• Assignment
Return the entries exactly. Images are not part of the copy.

• Records for the exercise
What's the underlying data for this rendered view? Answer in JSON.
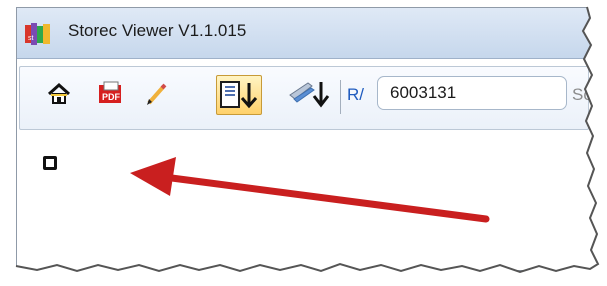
{
  "window": {
    "title": "Storec Viewer V1.1.015"
  },
  "toolbar": {
    "items": [
      {
        "name": "home-button",
        "icon": "home-icon"
      },
      {
        "name": "pdf-button",
        "icon": "pdf-icon",
        "label": "PDF"
      },
      {
        "name": "edit-button",
        "icon": "pencil-icon"
      },
      {
        "name": "download-record-button",
        "icon": "document-download-icon",
        "active": true
      },
      {
        "name": "scan-download-button",
        "icon": "scanner-download-icon"
      }
    ],
    "record_label": "R/",
    "record_value": "6003131",
    "partial_label": "Sc"
  },
  "content": {
    "indicator": "small-square-icon",
    "annotation": "red-arrow-icon",
    "annotation_color": "#c91f1f"
  },
  "colors": {
    "active_button": "#ffd16a",
    "titlebar": "#d7e4f4",
    "record_label": "#1f5bbf",
    "annotation": "#c91f1f"
  }
}
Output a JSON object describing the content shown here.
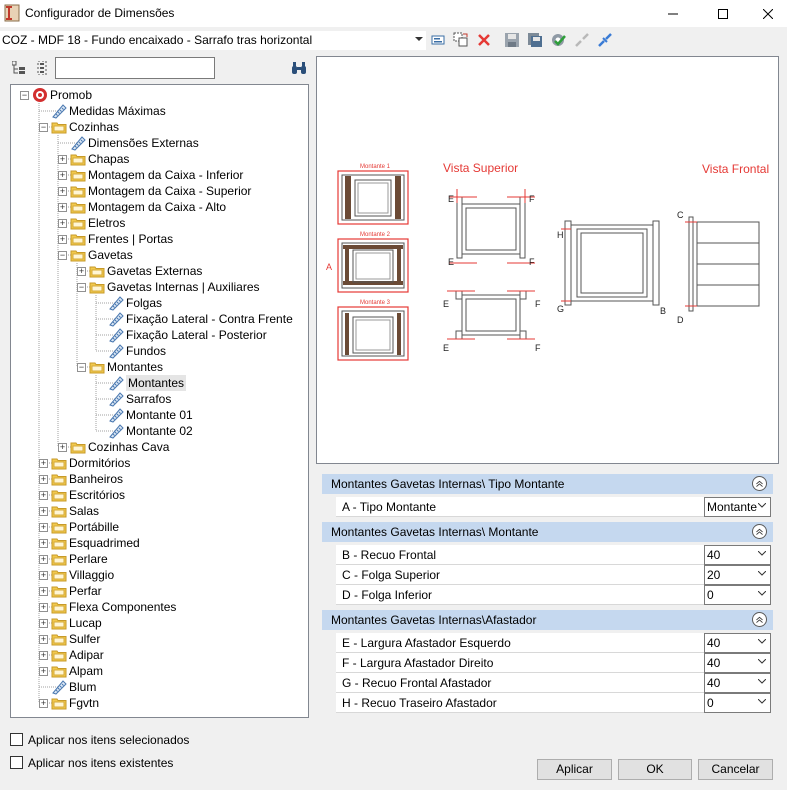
{
  "window": {
    "title": "Configurador de Dimensões"
  },
  "toolbar": {
    "combo_value": "COZ - MDF 18 - Fundo encaixado - Sarrafo tras horizontal"
  },
  "search": {
    "placeholder": ""
  },
  "tree": [
    {
      "label": "Promob",
      "level": 0,
      "expander": "minus",
      "icon": "promob-icon"
    },
    {
      "label": "Medidas Máximas",
      "level": 1,
      "expander": "none",
      "icon": "ruler-icon"
    },
    {
      "label": "Cozinhas",
      "level": 1,
      "expander": "minus",
      "icon": "folder-icon"
    },
    {
      "label": "Dimensões Externas",
      "level": 2,
      "expander": "none",
      "icon": "ruler-icon"
    },
    {
      "label": "Chapas",
      "level": 2,
      "expander": "plus",
      "icon": "folder-icon"
    },
    {
      "label": "Montagem da Caixa - Inferior",
      "level": 2,
      "expander": "plus",
      "icon": "folder-icon"
    },
    {
      "label": "Montagem da Caixa - Superior",
      "level": 2,
      "expander": "plus",
      "icon": "folder-icon"
    },
    {
      "label": "Montagem da Caixa - Alto",
      "level": 2,
      "expander": "plus",
      "icon": "folder-icon"
    },
    {
      "label": "Eletros",
      "level": 2,
      "expander": "plus",
      "icon": "folder-icon"
    },
    {
      "label": "Frentes | Portas",
      "level": 2,
      "expander": "plus",
      "icon": "folder-icon"
    },
    {
      "label": "Gavetas",
      "level": 2,
      "expander": "minus",
      "icon": "folder-icon"
    },
    {
      "label": "Gavetas Externas",
      "level": 3,
      "expander": "plus",
      "icon": "folder-icon"
    },
    {
      "label": "Gavetas Internas | Auxiliares",
      "level": 3,
      "expander": "minus",
      "icon": "folder-icon"
    },
    {
      "label": "Folgas",
      "level": 4,
      "expander": "none",
      "icon": "ruler-icon"
    },
    {
      "label": "Fixação Lateral - Contra Frente",
      "level": 4,
      "expander": "none",
      "icon": "ruler-icon"
    },
    {
      "label": "Fixação Lateral - Posterior",
      "level": 4,
      "expander": "none",
      "icon": "ruler-icon"
    },
    {
      "label": "Fundos",
      "level": 4,
      "expander": "none",
      "icon": "ruler-icon"
    },
    {
      "label": "Montantes",
      "level": 3,
      "expander": "minus",
      "icon": "folder-icon"
    },
    {
      "label": "Montantes",
      "level": 4,
      "expander": "none",
      "icon": "ruler-icon",
      "selected": true
    },
    {
      "label": "Sarrafos",
      "level": 4,
      "expander": "none",
      "icon": "ruler-icon"
    },
    {
      "label": "Montante 01",
      "level": 4,
      "expander": "none",
      "icon": "ruler-icon"
    },
    {
      "label": "Montante 02",
      "level": 4,
      "expander": "none",
      "icon": "ruler-icon"
    },
    {
      "label": "Cozinhas Cava",
      "level": 2,
      "expander": "plus",
      "icon": "folder-icon"
    },
    {
      "label": "Dormitórios",
      "level": 1,
      "expander": "plus",
      "icon": "folder-icon"
    },
    {
      "label": "Banheiros",
      "level": 1,
      "expander": "plus",
      "icon": "folder-icon"
    },
    {
      "label": "Escritórios",
      "level": 1,
      "expander": "plus",
      "icon": "folder-icon"
    },
    {
      "label": "Salas",
      "level": 1,
      "expander": "plus",
      "icon": "folder-icon"
    },
    {
      "label": "Portábille",
      "level": 1,
      "expander": "plus",
      "icon": "folder-icon"
    },
    {
      "label": "Esquadrimed",
      "level": 1,
      "expander": "plus",
      "icon": "folder-icon"
    },
    {
      "label": "Perlare",
      "level": 1,
      "expander": "plus",
      "icon": "folder-icon"
    },
    {
      "label": "Villaggio",
      "level": 1,
      "expander": "plus",
      "icon": "folder-icon"
    },
    {
      "label": "Perfar",
      "level": 1,
      "expander": "plus",
      "icon": "folder-icon"
    },
    {
      "label": "Flexa Componentes",
      "level": 1,
      "expander": "plus",
      "icon": "folder-icon"
    },
    {
      "label": "Lucap",
      "level": 1,
      "expander": "plus",
      "icon": "folder-icon"
    },
    {
      "label": "Sulfer",
      "level": 1,
      "expander": "plus",
      "icon": "folder-icon"
    },
    {
      "label": "Adipar",
      "level": 1,
      "expander": "plus",
      "icon": "folder-icon"
    },
    {
      "label": "Alpam",
      "level": 1,
      "expander": "plus",
      "icon": "folder-icon"
    },
    {
      "label": "Blum",
      "level": 1,
      "expander": "none",
      "icon": "ruler-icon"
    },
    {
      "label": "Fgvtn",
      "level": 1,
      "expander": "plus",
      "icon": "folder-icon"
    }
  ],
  "preview": {
    "montante1": "Montante 1",
    "montante2": "Montante 2",
    "montante3": "Montante 3",
    "label_a": "A",
    "vista_superior": "Vista Superior",
    "vista_frontal": "Vista Frontal",
    "label_b": "B",
    "label_c": "C",
    "label_d": "D",
    "label_e": "E",
    "label_f": "F",
    "label_g": "G",
    "label_h": "H"
  },
  "groups": [
    {
      "title": "Montantes Gavetas Internas\\  Tipo Montante",
      "props": [
        {
          "label": "A - Tipo Montante",
          "value": "Montante"
        }
      ]
    },
    {
      "title": "Montantes Gavetas Internas\\ Montante",
      "props": [
        {
          "label": "B - Recuo Frontal",
          "value": "40"
        },
        {
          "label": "C - Folga Superior",
          "value": "20"
        },
        {
          "label": "D - Folga Inferior",
          "value": "0"
        }
      ]
    },
    {
      "title": "Montantes Gavetas Internas\\Afastador",
      "props": [
        {
          "label": "E - Largura Afastador Esquerdo",
          "value": "40"
        },
        {
          "label": "F - Largura Afastador Direito",
          "value": "40"
        },
        {
          "label": "G - Recuo Frontal Afastador",
          "value": "40"
        },
        {
          "label": "H - Recuo Traseiro Afastador",
          "value": "0"
        }
      ]
    }
  ],
  "options": {
    "apply_selected": "Aplicar nos itens selecionados",
    "apply_existing": "Aplicar nos itens existentes"
  },
  "buttons": {
    "apply": "Aplicar",
    "ok": "OK",
    "cancel": "Cancelar"
  },
  "colors": {
    "accent_red": "#e53935",
    "group_header": "#c5d8ef",
    "folder": "#f2c94c"
  }
}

• Answer space
What's the underlying data for this rendered view? Answer in JSON.
{
  "window": {
    "title": "Storec Viewer V1.1.015"
  },
  "toolbar": {
    "items": [
      {
        "name": "home-button",
        "icon": "home-icon"
      },
      {
        "name": "pdf-button",
        "icon": "pdf-icon",
        "label": "PDF"
      },
      {
        "name": "edit-button",
        "icon": "pencil-icon"
      },
      {
        "name": "download-record-button",
        "icon": "document-download-icon",
        "active": true
      },
      {
        "name": "scan-download-button",
        "icon": "scanner-download-icon"
      }
    ],
    "record_label": "R/",
    "record_value": "6003131",
    "partial_label": "Sc"
  },
  "content": {
    "indicator": "small-square-icon",
    "annotation": "red-arrow-icon",
    "annotation_color": "#c91f1f"
  },
  "colors": {
    "active_button": "#ffd16a",
    "titlebar": "#d7e4f4",
    "record_label": "#1f5bbf",
    "annotation": "#c91f1f"
  }
}
Output a JSON object describing the content shown here.
{
  "window": {
    "title": "Configurador de Dimensões"
  },
  "toolbar": {
    "combo_value": "COZ - MDF 18 - Fundo encaixado - Sarrafo tras horizontal"
  },
  "search": {
    "placeholder": ""
  },
  "tree": [
    {
      "label": "Promob",
      "level": 0,
      "expander": "minus",
      "icon": "promob-icon"
    },
    {
      "label": "Medidas Máximas",
      "level": 1,
      "expander": "none",
      "icon": "ruler-icon"
    },
    {
      "label": "Cozinhas",
      "level": 1,
      "expander": "minus",
      "icon": "folder-icon"
    },
    {
      "label": "Dimensões Externas",
      "level": 2,
      "expander": "none",
      "icon": "ruler-icon"
    },
    {
      "label": "Chapas",
      "level": 2,
      "expander": "plus",
      "icon": "folder-icon"
    },
    {
      "label": "Montagem da Caixa - Inferior",
      "level": 2,
      "expander": "plus",
      "icon": "folder-icon"
    },
    {
      "label": "Montagem da Caixa - Superior",
      "level": 2,
      "expander": "plus",
      "icon": "folder-icon"
    },
    {
      "label": "Montagem da Caixa - Alto",
      "level": 2,
      "expander": "plus",
      "icon": "folder-icon"
    },
    {
      "label": "Eletros",
      "level": 2,
      "expander": "plus",
      "icon": "folder-icon"
    },
    {
      "label": "Frentes | Portas",
      "level": 2,
      "expander": "plus",
      "icon": "folder-icon"
    },
    {
      "label": "Gavetas",
      "level": 2,
      "expander": "minus",
      "icon": "folder-icon"
    },
    {
      "label": "Gavetas Externas",
      "level": 3,
      "expander": "plus",
      "icon": "folder-icon"
    },
    {
      "label": "Gavetas Internas | Auxiliares",
      "level": 3,
      "expander": "minus",
      "icon": "folder-icon"
    },
    {
      "label": "Folgas",
      "level": 4,
      "expander": "none",
      "icon": "ruler-icon"
    },
    {
      "label": "Fixação Lateral - Contra Frente",
      "level": 4,
      "expander": "none",
      "icon": "ruler-icon"
    },
    {
      "label": "Fixação Lateral - Posterior",
      "level": 4,
      "expander": "none",
      "icon": "ruler-icon"
    },
    {
      "label": "Fundos",
      "level": 4,
      "expander": "none",
      "icon": "ruler-icon"
    },
    {
      "label": "Montantes",
      "level": 3,
      "expander": "minus",
      "icon": "folder-icon"
    },
    {
      "label": "Montantes",
      "level": 4,
      "expander": "none",
      "icon": "ruler-icon",
      "selected": true
    },
    {
      "label": "Sarrafos",
      "level": 4,
      "expander": "none",
      "icon": "ruler-icon"
    },
    {
      "label": "Montante 01",
      "level": 4,
      "expander": "none",
      "icon": "ruler-icon"
    },
    {
      "label": "Montante 02",
      "level": 4,
      "expander": "none",
      "icon": "ruler-icon"
    },
    {
      "label": "Cozinhas Cava",
      "level": 2,
      "expander": "plus",
      "icon": "folder-icon"
    },
    {
      "label": "Dormitórios",
      "level": 1,
      "expander": "plus",
      "icon": "folder-icon"
    },
    {
      "label": "Banheiros",
      "level": 1,
      "expander": "plus",
      "icon": "folder-icon"
    },
    {
      "label": "Escritórios",
      "level": 1,
      "expander": "plus",
      "icon": "folder-icon"
    },
    {
      "label": "Salas",
      "level": 1,
      "expander": "plus",
      "icon": "folder-icon"
    },
    {
      "label": "Portábille",
      "level": 1,
      "expander": "plus",
      "icon": "folder-icon"
    },
    {
      "label": "Esquadrimed",
      "level": 1,
      "expander": "plus",
      "icon": "folder-icon"
    },
    {
      "label": "Perlare",
      "level": 1,
      "expander": "plus",
      "icon": "folder-icon"
    },
    {
      "label": "Villaggio",
      "level": 1,
      "expander": "plus",
      "icon": "folder-icon"
    },
    {
      "label": "Perfar",
      "level": 1,
      "expander": "plus",
      "icon": "folder-icon"
    },
    {
      "label": "Flexa Componentes",
      "level": 1,
      "expander": "plus",
      "icon": "folder-icon"
    },
    {
      "label": "Lucap",
      "level": 1,
      "expander": "plus",
      "icon": "folder-icon"
    },
    {
      "label": "Sulfer",
      "level": 1,
      "expander": "plus",
      "icon": "folder-icon"
    },
    {
      "label": "Adipar",
      "level": 1,
      "expander": "plus",
      "icon": "folder-icon"
    },
    {
      "label": "Alpam",
      "level": 1,
      "expander": "plus",
      "icon": "folder-icon"
    },
    {
      "label": "Blum",
      "level": 1,
      "expander": "none",
      "icon": "ruler-icon"
    },
    {
      "label": "Fgvtn",
      "level": 1,
      "expander": "plus",
      "icon": "folder-icon"
    }
  ],
  "preview": {
    "montante1": "Montante 1",
    "montante2": "Montante 2",
    "montante3": "Montante 3",
    "label_a": "A",
    "vista_superior": "Vista Superior",
    "vista_frontal": "Vista Frontal",
    "label_b": "B",
    "label_c": "C",
    "label_d": "D",
    "label_e": "E",
    "label_f": "F",
    "label_g": "G",
    "label_h": "H"
  },
  "groups": [
    {
      "title": "Montantes Gavetas Internas\\  Tipo Montante",
      "props": [
        {
          "label": "A - Tipo Montante",
          "value": "Montante"
        }
      ]
    },
    {
      "title": "Montantes Gavetas Internas\\ Montante",
      "props": [
        {
          "label": "B - Recuo Frontal",
          "value": "40"
        },
        {
          "label": "C - Folga Superior",
          "value": "20"
        },
        {
          "label": "D - Folga Inferior",
          "value": "0"
        }
      ]
    },
    {
      "title": "Montantes Gavetas Internas\\Afastador",
      "props": [
        {
          "label": "E - Largura Afastador Esquerdo",
          "value": "40"
        },
        {
          "label": "F - Largura Afastador Direito",
          "value": "40"
        },
        {
          "label": "G - Recuo Frontal Afastador",
          "value": "40"
        },
        {
          "label": "H - Recuo Traseiro Afastador",
          "value": "0"
        }
      ]
    }
  ],
  "options": {
    "apply_selected": "Aplicar nos itens selecionados",
    "apply_existing": "Aplicar nos itens existentes"
  },
  "buttons": {
    "apply": "Aplicar",
    "ok": "OK",
    "cancel": "Cancelar"
  },
  "colors": {
    "accent_red": "#e53935",
    "group_header": "#c5d8ef",
    "folder": "#f2c94c"
  }
}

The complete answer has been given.